How Should I Approach a Patient with Resistant Hypertension?
MARCH 11, 2014
Karol Watson, MD
You see a 60-year-old African-American female patient for the first time for an annual checkup. Her past medical history is notable only for a 15-year history of hypertension and a history of having undergone a diagnostic laparoscopy 30 years ago for infertility. Her current medications are hydrochlorothiazide 25 mg daily, valsartan 320 mg daily, and amlodipine 10 mg daily. Physical examination is remarkable for a blood pressure of 177/90 mm Hg, pulse of 67 bpm, and a body mass index (BMI) of 28.41 kg/m2.
While the patient’s lung exam is clear, her fundoscopic exam reveals arteriovenous (AV) nicking and her heart exam is notable for the presence of an abnormal diastolic heart sound (S4). However, she has no flank or epigastric bruits.
The patient reports that over the past year, her blood pressure has consistently been >150/95 mm Hg when checked at the doctor’s office.
Does she qualify for the diagnosis of resistant hypertension?
According to the Seventh Report of the Joint National Committee on Prevention, Detection, Evaluation, and Treatment of High Blood Pressure (JNC 7), resistant hypertension is defined as the failure to achieve a blood pressure of at least 140/90 mm Hg — or at least 130/80 mm Hg for patients with diabetes or renal disease — despite adherence to treatment with full doses of at least 3 antihypertensive medications, including a diuretic. So, by that definition, this patient does have resistant hypertension.
The true prevalence of resistant hypertension is unknown, but it is estimated to occur in up to 20% of patients with chronic hypertension. Older age, obesity, and high baseline systolic blood pressure are among the strongest risk factors for resistant hypertension. In addition, African-American patients and women are more likely to have resistant hypertension.
What are possible causes of resistant hypertension?
In general, cases of resistant hypertension can be grouped into:
- Patient-related causes, such as non-adherence to medications
- Physician-related causes, such as failure to titrate medications
- Interfering substance, such as excessive salt intake
- Secondary hypertension, such as obstructive sleep apnea (OSA)

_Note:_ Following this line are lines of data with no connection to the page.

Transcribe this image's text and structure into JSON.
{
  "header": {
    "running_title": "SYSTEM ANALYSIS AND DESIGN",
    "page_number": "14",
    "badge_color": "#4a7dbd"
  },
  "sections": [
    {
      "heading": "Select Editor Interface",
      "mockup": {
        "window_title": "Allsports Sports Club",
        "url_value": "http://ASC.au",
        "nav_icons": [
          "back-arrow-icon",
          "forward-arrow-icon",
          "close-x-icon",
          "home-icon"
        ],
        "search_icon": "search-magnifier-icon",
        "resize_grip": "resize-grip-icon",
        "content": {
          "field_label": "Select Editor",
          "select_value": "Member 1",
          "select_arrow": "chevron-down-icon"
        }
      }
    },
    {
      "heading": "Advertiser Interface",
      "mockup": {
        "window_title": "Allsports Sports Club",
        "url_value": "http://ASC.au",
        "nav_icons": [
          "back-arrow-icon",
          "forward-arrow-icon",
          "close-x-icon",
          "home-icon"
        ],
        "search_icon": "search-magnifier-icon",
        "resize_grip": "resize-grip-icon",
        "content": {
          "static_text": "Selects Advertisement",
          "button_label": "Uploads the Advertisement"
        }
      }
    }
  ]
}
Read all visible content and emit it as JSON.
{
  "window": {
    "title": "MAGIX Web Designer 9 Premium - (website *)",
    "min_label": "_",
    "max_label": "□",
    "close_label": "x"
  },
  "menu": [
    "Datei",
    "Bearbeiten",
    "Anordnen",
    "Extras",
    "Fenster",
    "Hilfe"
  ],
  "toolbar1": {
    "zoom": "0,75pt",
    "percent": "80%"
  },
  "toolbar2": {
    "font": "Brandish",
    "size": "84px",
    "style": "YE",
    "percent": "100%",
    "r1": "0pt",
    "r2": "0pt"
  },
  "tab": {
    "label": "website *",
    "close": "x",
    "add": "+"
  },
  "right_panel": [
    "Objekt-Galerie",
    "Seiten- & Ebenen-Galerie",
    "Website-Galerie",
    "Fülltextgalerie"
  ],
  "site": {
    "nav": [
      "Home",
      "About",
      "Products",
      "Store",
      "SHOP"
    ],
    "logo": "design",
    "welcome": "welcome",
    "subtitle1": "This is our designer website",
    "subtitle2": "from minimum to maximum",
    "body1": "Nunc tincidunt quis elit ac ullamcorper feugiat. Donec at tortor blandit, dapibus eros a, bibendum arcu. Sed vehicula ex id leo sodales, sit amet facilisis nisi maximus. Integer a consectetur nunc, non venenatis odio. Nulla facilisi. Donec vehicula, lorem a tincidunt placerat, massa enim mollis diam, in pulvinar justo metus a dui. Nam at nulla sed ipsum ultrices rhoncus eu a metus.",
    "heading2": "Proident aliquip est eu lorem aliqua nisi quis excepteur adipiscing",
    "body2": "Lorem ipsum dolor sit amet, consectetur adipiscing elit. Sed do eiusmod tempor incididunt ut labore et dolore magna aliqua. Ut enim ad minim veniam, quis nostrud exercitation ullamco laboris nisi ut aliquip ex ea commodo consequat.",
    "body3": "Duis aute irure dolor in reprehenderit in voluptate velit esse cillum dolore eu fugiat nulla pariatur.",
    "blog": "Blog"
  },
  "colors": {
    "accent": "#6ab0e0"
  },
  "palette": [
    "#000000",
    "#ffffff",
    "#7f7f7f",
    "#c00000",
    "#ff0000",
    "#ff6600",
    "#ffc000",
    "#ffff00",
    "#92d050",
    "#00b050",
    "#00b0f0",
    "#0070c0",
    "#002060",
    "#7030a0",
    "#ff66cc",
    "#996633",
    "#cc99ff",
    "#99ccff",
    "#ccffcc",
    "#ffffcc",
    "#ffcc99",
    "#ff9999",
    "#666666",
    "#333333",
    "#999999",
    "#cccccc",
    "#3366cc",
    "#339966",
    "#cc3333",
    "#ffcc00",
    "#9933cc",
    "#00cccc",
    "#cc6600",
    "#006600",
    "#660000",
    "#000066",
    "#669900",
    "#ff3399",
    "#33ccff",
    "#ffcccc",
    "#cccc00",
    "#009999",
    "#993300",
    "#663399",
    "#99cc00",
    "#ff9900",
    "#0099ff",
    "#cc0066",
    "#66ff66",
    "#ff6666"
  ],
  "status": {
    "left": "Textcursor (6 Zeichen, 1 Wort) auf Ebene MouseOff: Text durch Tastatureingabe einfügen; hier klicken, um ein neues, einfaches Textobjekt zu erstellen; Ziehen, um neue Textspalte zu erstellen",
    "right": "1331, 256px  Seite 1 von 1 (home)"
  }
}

Drugs that lead to salt and water retention are among the most common causes of drug-induced resistance. Therefore, non-steroidal anti-inflammatory drugs (NSAIDs), glucocorticoids, and oral contraceptives are common causes of drug-induced resistant hypertension. Another class of medications that may induce hypertension is the sympathomimetic agents, which are found in many over-the-counter cold preparations or diet pills.
The patient states that she rarely forgets to take her medication, but when she does, it is generally when she goes on vacation. She said she tries to watch the salt in her diet and only occasionally uses the saltshaker to season her food. How would you evaluate her salt intake?
If you suspect the patient is ingesting excessive sodium, this can be assessed via 24-hour urine collection. The amount of sodium needed for normal physiologic functioning is small, yet humans typically ingest sodium in much larger amounts. Under normal conditions, the kidneys serve as the sole mode of excretion of excess sodium. Therefore, the amount of sodium excreted in a 24-hour period is a very good estimate of the amount of sodium ingested.1 If, in fact, sodium excess is contributing to this patient’s resistant hypertension, then blood pressure control can be improved with firm sodium restriction.
What dietary and lifestyle instructions would you offer this patient?
Lifestyle modification has been shown to be a very successful treatment for hypertension or prehypertension. According to the JNC 7, appropriate modifications include reducing dietary sodium to <2.4 g per day; increasing exercise to at least 30 minutes per day for 4 days a week; limiting alcohol consumption to 2 drinks or less per day for men, or 1 drink or less per day for women; following the Dietary Approaches to Stop Hypertension (DASH) eating plan, which is high in fruits, vegetables, potassium, calcium, and magnesium, but low in fat and salt; and achieving a weight loss goal of 10 lbs or more.